Since its launch in early February of last year,has run off of standard U.S. dollars, letting users purchase gifts one at a time, or in bundles at a slight discount. However, starting Monday the popular social network has moved to a micropayment system where each point represents a cent, opening up its gifts marketplace to items outside of the $1 standard.
There are several benefits to using such a system, the least of which is user convenience. Microsoft, which has had its own points system since the advent of the Xbox Live Marketplace, has forced users to buy points in packs ahead of any purchases, in effect requiring user credit before a sale. The result of this is that users almost always have a leftover balance which can rest in Microsoft's accounts, earning the company interest until the user's next purchase.

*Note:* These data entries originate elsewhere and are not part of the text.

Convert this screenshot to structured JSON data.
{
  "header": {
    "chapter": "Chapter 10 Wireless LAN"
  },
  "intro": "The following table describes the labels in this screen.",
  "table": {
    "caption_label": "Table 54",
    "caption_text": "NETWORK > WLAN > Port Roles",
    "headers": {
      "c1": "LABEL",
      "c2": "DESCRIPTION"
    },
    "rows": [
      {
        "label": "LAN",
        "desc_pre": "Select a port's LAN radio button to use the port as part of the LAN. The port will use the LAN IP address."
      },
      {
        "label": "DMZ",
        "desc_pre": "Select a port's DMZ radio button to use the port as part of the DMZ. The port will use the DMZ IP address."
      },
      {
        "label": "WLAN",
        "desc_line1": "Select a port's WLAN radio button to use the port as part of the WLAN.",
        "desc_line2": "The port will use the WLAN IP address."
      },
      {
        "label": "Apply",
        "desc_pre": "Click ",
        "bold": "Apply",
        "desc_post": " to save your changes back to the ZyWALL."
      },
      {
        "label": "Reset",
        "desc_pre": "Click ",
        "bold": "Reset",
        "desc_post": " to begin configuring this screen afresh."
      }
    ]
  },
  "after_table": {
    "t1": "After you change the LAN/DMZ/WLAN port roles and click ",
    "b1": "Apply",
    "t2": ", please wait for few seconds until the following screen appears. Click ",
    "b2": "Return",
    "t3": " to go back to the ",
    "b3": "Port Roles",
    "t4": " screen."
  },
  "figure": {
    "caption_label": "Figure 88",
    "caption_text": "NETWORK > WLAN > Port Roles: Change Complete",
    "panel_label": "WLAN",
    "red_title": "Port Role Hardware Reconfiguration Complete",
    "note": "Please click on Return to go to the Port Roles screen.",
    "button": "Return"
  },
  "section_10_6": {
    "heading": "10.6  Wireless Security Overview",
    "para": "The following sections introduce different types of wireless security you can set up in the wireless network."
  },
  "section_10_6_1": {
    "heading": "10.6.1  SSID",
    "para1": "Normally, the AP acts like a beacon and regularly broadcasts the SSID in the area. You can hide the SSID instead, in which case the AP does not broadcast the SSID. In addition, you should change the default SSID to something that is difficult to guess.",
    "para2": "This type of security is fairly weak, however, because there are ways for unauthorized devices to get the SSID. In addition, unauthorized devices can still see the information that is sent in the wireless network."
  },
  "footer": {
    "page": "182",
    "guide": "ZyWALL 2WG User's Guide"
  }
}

The big difference between Microsoft's system and Facebook's implementation is that Facebook has stuck with the same monetary standard that most of its users are locked into. In comparison, Microsoft points are approximately 25 percent more per 100 than a dollar, which becomes confusing at higher amounts--and even more so at the international level. So much so that several developers have created currency translators and sites to help people figure out how to even out their remaining balances.
So what does this mean for the future of gifts and other transactions on the service? We're likely to see both higher- and lower-priced items, which will result in customers having remainder balances. It's something that will entice (and require) them to buy more. So far Facebook is offering point packs in chunks of $1, $5, and $10 while the price points of gifts remain at the standard 100-point ($1) and free denominations. Facebook says free gifts will continue to be offered, however expect to see sub-100-point, and more expensive "premium" gifts coming in the very near future.